The U.S. Trade Representative announced on Wednesday that it will renew 352 of 549 exclusions to tariffs originally issued by the Trump administration.
After President Biden was sworn into office in January 2021, one of the things many in the political punditry predicted was that he would quickly remove tariffs that had been placed on around $350 billion worth of goods imported from China.
After all, Biden quickly put an end to a whole bunch of Trump-era policies. Why wouldn’t he also remove the tariffs?
Only that didn’t happen. Instead, the Biden administration quite rightly opted to keep the tariffs in place, and officials were clear about the reason: China’s government hadn’t actually done anything to deserve to have the tariffs removed.
Not only had China failed to meet basic requirements in the 2020 “Phase 1” trade agreement — a deal that was completely inadequate to begin with — Xi Jinping and other Chinese Communist Party (CCP) leaders did nothing to address the litany of their government’s other unfair trade practices, from the market participation of state-owned enterprises to mass subsidies to lax labor and environmental laws.
Indeed, it’s only become clearer that Chinese supply chains are using forced labor to make products for Western brands, which prompted Congress to ban imports from the Xinjiang region altogether. Meanwhile, there is growing recognition that the United States needs to become less reliant on China for critical goods, especially since China cut off supplies during the COVID-19 pandemic and now is likely sending aid to Russia to help it weather global sanctions put in place because of that country’s invasion of neighboring Ukraine.
All of China’s bad behavior still hasn’t stopped importers from howling for an end to the tariffs.

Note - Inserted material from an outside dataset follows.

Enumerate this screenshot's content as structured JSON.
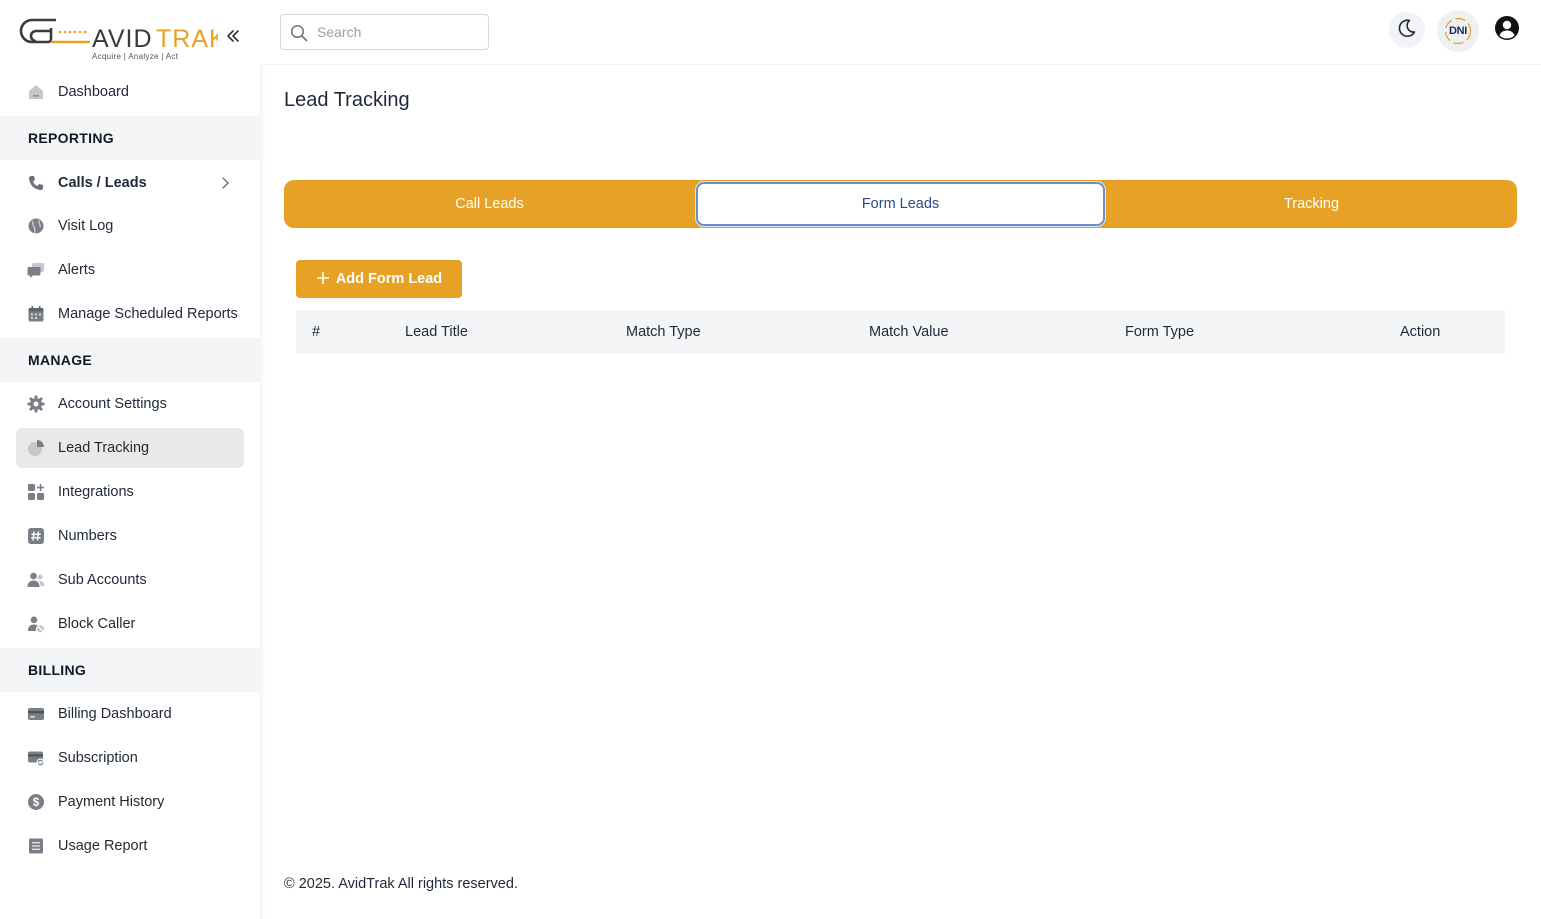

On Wednesday, the Biden administration offered them a concession, reinstating 352 of 549 tariff exclusions that had been previously granted.

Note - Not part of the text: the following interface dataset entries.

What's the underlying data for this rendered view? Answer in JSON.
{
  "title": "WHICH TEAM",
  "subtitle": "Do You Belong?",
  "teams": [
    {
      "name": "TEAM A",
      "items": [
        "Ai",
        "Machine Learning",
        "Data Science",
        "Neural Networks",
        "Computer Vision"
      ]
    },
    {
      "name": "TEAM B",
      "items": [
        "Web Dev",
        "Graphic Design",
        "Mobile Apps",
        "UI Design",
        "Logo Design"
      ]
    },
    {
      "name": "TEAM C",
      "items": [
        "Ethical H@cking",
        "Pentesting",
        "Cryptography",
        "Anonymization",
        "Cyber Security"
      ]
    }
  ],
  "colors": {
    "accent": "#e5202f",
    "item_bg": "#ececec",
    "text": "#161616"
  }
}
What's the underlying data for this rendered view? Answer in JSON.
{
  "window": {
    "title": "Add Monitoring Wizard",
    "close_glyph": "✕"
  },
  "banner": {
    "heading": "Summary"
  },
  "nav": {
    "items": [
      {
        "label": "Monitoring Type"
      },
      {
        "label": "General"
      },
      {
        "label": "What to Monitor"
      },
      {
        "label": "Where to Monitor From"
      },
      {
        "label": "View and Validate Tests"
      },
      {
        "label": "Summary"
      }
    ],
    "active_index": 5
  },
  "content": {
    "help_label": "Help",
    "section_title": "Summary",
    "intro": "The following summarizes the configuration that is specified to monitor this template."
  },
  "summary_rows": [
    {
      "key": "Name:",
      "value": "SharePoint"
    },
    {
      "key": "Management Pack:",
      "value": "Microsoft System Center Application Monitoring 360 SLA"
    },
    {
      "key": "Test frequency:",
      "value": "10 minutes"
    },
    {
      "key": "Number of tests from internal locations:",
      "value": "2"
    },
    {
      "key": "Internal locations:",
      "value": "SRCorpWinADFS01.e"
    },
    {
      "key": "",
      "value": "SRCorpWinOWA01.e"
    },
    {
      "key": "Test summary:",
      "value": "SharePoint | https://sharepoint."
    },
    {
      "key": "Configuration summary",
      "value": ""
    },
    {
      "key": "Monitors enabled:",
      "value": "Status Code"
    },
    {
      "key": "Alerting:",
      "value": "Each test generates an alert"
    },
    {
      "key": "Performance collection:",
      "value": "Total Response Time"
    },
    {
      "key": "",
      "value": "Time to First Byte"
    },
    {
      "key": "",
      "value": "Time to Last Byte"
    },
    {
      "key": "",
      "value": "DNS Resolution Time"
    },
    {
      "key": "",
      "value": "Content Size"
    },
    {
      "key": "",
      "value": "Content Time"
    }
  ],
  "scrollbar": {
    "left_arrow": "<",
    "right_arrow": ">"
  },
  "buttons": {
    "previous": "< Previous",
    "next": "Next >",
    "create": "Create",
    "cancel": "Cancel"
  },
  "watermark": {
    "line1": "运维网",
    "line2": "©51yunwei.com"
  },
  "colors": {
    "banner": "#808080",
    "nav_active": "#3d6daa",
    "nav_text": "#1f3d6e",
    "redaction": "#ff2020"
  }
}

It’s a strategic mistake. A small mistake, but still — a mistake.
The United States needs to stop putting any kind of policy in place that rewards the CCP, and making it easier for China to export goods to the United States does just that. The problems that led to the tariffs being put into effect in the first place remain — and now there are a whole bunch of new problems, like China’s support of Russia and increased concerns about its aggression toward Taiwan. Instead of issuing exclusions to the tariffs, which erode both their effectiveness and weaken U.S. negotiating leverage, the United States should keep strong trade enforcement measures in place while working with our allies to confront Beijing.
Second, the U.S. government shouldn’t reward importers who have been calling for an end to the tariffs. Rather than find alternative production locations — including in the United States! — these companies hired a bunch of lobbyists and tried to dial U.S. policy back so that trade with China would be nice and lucrative.
American corporations, multinational companies, retailers and others who have relied on China for artificially cheap imports want to go back to how the world once was, when China served as the world’s sweatshop. But the world is different.
China is a strategic economic competitor and already is ahead of the United States when it comes to sectors like clean energy and electric vehicles. We need to invest in our own industries while also enforcing our trade laws and standing up for our own workers and manufacturers, and we need to do it right now. If we don’t do this we’ll only become more reliant on China, and China wins the 21st century. Full stop.
Congressional leaders are now working to advance the Bipartisan Innovation Act, which would invest in critical production like semiconductors (and hopefully include new trade tools to help American workers and companies compete globally). Versions of the bill have passed both the Senate and the House; Congress should get this done.
But investment and trade enforcement are connected, and there is a connection to tariff exclusions in the legislation. In the Senate version of that bill, there’s very flawed language that would mandate that the U.S. Trade Representative (USTR) reinstate all exemptions and exclusions to the tariffs through the end of 2022. If it’s included, it will give the CCP an even bigger free pass in the very bill that is designed to counter China’s predatory economic and trade policies.
Needless to say, lawmakers should remove this language, especially since USTR has issued its determination on these exclusions. We may not agree with the decision to extend exclusions, but it is in USTR’s purview to make these types of calls. Congress shouldn’t get into the business of trying to make them itself.
All of this brings us to the growing recognition that the United States needs to strengthen its critical manufacturing capabilities and reshore supply chains. Part of that lies with making the right types of investments (and a whole lot of them). But the United States also needs to be willing to enforce its trade laws. And that includes the judicious use of tariffs.
Despite reinstating hundreds of these exclusions, the Biden administration made the right move in keeping the overall tariffs in place. Now it should undertake serious exploration of trade enforcement measures to ensure the CCP will not continue to be rewarded for its unfair trade practices and human rights violations.
And when these new exclusions expire at the end of the year, the Biden administration should let them expire for good.